#### What is being asked:
What lines of the listing include the string "title"? Show them all.

#### Records provided:
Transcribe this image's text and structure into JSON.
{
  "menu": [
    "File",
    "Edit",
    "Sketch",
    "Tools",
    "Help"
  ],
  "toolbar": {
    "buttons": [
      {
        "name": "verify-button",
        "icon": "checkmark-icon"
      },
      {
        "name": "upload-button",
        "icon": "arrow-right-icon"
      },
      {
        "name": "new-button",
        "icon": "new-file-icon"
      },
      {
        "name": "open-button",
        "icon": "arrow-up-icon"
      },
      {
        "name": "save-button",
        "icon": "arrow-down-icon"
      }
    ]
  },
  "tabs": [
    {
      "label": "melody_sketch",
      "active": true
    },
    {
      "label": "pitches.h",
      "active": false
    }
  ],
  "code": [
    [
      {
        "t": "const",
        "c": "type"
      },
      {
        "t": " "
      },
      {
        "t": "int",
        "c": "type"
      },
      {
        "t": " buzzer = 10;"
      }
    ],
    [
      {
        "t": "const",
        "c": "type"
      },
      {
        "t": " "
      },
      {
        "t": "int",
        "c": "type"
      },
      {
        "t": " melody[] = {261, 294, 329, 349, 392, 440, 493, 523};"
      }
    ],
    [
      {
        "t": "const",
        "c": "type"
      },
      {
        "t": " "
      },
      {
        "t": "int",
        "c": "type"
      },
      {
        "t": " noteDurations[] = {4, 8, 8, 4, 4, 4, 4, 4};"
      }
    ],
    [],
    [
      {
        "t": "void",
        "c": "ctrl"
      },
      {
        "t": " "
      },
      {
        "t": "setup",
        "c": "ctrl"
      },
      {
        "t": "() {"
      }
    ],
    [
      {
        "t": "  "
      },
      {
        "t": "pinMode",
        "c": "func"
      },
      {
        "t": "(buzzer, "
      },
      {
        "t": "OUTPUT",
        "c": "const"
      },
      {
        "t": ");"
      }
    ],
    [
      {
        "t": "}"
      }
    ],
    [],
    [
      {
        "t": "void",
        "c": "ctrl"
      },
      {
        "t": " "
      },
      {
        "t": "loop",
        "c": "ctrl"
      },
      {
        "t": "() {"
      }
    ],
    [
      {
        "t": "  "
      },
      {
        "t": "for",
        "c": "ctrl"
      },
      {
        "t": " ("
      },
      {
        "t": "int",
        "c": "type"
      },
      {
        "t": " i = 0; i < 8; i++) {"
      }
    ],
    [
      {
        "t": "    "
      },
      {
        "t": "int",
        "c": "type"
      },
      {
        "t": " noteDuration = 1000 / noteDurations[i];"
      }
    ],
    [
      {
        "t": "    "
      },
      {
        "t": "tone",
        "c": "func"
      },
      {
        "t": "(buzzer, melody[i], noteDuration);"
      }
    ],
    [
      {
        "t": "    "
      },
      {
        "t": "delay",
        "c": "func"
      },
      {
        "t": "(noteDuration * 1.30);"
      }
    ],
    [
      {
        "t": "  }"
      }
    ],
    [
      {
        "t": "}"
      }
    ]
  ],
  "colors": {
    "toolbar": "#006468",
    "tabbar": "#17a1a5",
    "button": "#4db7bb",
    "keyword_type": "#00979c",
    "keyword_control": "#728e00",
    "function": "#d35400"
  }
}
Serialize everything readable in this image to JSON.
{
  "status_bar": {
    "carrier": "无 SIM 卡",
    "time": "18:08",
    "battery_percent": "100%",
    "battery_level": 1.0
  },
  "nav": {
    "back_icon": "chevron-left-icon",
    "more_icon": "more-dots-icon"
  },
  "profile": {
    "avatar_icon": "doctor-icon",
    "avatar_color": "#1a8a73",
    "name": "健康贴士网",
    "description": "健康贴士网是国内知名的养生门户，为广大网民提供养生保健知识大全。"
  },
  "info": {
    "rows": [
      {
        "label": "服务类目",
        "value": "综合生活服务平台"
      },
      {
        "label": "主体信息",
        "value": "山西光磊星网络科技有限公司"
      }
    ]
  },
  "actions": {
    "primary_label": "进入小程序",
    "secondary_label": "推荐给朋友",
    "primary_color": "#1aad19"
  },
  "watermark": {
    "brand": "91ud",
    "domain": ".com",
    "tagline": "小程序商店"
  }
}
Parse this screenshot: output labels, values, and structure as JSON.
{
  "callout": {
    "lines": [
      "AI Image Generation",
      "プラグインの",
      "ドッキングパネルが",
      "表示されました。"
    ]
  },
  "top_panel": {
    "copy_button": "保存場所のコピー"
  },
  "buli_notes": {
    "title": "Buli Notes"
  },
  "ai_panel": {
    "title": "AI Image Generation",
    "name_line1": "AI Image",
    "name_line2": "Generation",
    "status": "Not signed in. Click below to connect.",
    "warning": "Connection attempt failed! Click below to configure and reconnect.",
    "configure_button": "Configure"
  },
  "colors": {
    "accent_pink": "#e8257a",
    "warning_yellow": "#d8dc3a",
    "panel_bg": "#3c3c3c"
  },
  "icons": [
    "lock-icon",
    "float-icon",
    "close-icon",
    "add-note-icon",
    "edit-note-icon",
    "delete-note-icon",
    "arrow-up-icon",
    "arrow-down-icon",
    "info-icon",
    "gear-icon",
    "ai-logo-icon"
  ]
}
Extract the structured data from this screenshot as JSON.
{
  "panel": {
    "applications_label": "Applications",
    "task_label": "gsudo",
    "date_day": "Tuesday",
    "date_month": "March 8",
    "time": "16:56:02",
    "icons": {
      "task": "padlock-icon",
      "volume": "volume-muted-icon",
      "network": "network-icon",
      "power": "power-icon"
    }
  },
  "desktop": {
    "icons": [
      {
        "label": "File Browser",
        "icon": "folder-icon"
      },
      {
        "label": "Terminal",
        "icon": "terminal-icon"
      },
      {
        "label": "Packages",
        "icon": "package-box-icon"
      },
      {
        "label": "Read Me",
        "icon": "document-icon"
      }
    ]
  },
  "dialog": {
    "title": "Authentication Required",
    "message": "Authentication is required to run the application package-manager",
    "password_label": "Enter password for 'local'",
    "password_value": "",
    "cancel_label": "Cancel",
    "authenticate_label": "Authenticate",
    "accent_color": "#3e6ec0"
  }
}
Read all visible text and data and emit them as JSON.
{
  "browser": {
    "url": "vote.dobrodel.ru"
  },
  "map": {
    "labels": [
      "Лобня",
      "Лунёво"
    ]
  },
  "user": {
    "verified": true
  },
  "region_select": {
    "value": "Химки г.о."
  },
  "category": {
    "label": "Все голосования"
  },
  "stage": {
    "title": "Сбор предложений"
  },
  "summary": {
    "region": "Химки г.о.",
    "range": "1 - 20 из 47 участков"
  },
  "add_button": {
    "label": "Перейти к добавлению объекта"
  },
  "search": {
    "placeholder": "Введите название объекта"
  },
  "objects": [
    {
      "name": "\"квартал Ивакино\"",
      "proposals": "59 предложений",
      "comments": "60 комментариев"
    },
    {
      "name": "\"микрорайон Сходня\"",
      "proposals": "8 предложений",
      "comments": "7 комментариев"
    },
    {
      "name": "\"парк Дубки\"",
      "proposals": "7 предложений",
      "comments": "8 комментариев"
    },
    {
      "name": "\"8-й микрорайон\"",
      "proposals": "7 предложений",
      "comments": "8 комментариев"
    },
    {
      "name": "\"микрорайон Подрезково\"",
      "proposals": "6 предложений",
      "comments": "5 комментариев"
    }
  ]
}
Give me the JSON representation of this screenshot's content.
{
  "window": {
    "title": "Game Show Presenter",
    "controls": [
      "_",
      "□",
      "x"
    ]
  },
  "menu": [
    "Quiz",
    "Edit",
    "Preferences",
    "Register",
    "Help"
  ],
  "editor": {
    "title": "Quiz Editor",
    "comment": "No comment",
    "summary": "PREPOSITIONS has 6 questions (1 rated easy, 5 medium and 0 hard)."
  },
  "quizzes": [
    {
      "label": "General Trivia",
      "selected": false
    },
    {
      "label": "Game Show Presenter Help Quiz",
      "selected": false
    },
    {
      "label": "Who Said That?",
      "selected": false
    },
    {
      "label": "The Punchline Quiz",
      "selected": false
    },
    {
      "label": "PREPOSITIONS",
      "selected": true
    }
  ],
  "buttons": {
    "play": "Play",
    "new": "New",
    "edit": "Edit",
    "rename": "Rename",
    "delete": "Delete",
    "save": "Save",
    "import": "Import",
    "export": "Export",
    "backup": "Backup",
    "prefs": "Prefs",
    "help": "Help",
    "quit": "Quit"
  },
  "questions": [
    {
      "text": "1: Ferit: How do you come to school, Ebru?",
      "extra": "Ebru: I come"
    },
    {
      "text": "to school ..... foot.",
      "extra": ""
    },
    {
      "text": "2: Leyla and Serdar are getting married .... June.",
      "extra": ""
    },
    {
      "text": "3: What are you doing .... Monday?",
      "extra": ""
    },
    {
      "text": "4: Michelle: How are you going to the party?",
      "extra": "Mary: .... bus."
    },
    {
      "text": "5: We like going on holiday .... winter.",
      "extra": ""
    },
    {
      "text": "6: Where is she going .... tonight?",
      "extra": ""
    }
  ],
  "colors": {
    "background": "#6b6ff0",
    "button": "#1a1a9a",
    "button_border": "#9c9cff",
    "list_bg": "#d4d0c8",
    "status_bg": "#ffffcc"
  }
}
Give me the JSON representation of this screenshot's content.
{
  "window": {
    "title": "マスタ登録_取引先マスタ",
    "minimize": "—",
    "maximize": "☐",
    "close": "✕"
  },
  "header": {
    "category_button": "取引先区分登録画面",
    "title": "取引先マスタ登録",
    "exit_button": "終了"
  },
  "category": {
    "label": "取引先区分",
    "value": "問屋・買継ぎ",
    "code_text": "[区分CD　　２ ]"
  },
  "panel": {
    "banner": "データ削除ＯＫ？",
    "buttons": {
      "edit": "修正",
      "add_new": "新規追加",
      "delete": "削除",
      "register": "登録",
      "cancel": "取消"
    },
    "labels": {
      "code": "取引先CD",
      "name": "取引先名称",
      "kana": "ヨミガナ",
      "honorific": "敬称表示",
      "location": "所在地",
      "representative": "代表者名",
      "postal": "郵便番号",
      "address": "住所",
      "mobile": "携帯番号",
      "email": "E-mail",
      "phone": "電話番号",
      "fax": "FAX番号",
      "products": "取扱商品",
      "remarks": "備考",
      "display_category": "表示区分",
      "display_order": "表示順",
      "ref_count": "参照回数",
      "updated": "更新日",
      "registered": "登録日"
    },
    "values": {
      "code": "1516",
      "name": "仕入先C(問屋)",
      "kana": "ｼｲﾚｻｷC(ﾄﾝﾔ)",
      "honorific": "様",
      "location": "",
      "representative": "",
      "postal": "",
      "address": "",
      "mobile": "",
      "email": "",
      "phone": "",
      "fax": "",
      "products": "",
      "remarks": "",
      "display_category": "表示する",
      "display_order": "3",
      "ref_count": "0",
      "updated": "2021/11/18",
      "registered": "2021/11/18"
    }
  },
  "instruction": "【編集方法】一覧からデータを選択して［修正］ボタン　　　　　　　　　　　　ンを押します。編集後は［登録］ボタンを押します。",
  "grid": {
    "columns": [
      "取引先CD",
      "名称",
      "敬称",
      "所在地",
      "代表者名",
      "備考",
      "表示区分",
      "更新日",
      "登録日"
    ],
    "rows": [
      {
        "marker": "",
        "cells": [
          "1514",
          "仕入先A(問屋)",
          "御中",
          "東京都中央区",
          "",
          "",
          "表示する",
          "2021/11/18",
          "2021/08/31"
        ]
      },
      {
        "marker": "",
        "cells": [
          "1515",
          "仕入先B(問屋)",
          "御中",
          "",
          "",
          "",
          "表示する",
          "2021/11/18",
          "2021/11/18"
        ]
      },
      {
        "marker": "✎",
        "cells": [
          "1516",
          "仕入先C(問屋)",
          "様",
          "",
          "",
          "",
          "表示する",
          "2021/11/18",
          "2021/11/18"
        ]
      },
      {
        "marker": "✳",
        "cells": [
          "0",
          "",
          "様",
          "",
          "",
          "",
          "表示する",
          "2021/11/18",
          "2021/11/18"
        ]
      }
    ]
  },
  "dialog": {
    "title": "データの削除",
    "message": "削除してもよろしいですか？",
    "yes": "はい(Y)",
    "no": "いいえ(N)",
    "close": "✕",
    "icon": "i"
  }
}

#### Answer to this exercise:
    "title": "Buli Notes"
    "title": "AI Image Generation",
    "title": "Authentication Required",
    "title": "Сбор предложений"
    "title": "Game Show Presenter",
    "title": "Quiz Editor",
    "title": "マスタ登録_取引先マスタ",
    "title": "取引先マスタ登録",
    "title": "データの削除",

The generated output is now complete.